Understandably this scheme to facilitate a tiny window of freedom for a tiny fraction of their subjects greatly alarmed Cuba’s communist rulers. After all, it wasn’t easy converting a free and prosperous nation with a higher per-capita income than half of Europe, a flood of immigrants, and the first Mercedes dealership in the Americas into a totalitarian pesthole that repels Haitians and is marked by a glorious rebirth of communications by bongo drum and oxcart transportation.
The news was barely broken by Castro’s U.S. media allies when, as mentioned, Castro’s U.S. legislative allies picked up the signal from Havana and erupted in outrage — not against the KGB-mentored censorship by a terror sponsor mind you. Against the U.S. attempt to foil it. This is not your father’s Cold War.
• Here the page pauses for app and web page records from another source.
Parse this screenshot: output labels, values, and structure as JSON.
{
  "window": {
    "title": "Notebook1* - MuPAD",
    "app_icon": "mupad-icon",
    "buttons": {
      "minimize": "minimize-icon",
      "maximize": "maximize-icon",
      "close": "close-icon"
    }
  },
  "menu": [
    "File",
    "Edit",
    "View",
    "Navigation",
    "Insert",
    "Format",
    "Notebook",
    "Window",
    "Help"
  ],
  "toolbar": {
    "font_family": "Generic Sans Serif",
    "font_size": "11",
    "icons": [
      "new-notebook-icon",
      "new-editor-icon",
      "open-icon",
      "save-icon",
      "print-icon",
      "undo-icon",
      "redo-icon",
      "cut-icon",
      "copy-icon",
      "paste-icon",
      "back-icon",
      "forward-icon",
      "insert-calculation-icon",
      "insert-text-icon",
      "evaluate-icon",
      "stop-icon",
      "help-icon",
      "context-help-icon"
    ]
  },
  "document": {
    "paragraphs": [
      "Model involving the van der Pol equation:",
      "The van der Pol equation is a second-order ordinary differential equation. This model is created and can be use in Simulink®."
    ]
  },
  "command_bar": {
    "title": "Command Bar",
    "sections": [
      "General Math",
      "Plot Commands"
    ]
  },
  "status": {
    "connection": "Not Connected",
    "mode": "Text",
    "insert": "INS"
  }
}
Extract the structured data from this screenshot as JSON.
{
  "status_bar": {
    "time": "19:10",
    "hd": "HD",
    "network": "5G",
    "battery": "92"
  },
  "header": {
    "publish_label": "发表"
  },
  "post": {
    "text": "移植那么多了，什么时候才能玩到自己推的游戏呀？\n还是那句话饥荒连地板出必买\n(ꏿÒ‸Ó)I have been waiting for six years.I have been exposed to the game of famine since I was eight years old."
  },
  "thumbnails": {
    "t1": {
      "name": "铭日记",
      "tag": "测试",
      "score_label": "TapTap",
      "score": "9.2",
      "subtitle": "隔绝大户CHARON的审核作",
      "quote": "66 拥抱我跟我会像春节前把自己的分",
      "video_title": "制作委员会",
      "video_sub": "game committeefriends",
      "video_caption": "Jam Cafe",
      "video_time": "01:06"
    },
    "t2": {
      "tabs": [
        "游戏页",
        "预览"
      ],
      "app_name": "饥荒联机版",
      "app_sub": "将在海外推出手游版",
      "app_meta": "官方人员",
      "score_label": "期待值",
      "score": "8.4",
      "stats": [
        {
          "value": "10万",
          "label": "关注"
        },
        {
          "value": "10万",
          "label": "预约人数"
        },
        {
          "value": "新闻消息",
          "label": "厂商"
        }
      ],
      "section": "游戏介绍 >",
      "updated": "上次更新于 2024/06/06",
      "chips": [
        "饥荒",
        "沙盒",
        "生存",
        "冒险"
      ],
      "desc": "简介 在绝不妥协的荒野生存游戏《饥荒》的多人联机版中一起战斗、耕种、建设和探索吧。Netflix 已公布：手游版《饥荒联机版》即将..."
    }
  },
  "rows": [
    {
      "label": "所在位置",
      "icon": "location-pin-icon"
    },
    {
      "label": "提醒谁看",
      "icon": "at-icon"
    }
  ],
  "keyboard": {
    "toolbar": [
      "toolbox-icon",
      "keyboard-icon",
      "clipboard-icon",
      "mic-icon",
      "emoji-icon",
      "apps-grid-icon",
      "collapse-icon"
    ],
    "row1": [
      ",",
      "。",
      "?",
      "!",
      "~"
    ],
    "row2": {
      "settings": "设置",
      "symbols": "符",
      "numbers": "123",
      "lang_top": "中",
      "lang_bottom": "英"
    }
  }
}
After all, it took a lot of work to produce a properly cowed and servile plantation population. The Castro family dynasty and their minions aren’t about to sit back and see all their hard work undermined by a handful of American do-gooders.
Senator Patrick Leahy, true to his historic role as U.S. legislative messenger for Castro’s every whim and wish, promptly denounced the program as “dumb, dumb, dumb.” “What in heaven’s name are you thinking?”‘ Leahy complained to Andrea Mitchell on MSNBC about the USAID scheme. “This makes no sense at all.”
What really “makes no sense at all” is Senator Leahy’s hypocritical carping during the hearings and to Andrea Mitchell — who, by the way — is famous for gushing that “Fidel Castro is old-fashioned, courtly — even paternal, a thoroughly fascinating figure!”
Leahy’s carping figures prominently in all the AP stories and raised a few suspicions among Cuba-watchers regarding the source of the story — Senator Leahy has long been nicknamed “Leaky Leahy,” or “Leahy the Leaker,” for a certain propensity of his to let sensitive information out in a politically selective way. This propensity reached such a level that in January 1987 Senator Leahy was forced to resign as vice chair of the Intelligence Committee after leaking classified information about the Iran-Contra affair.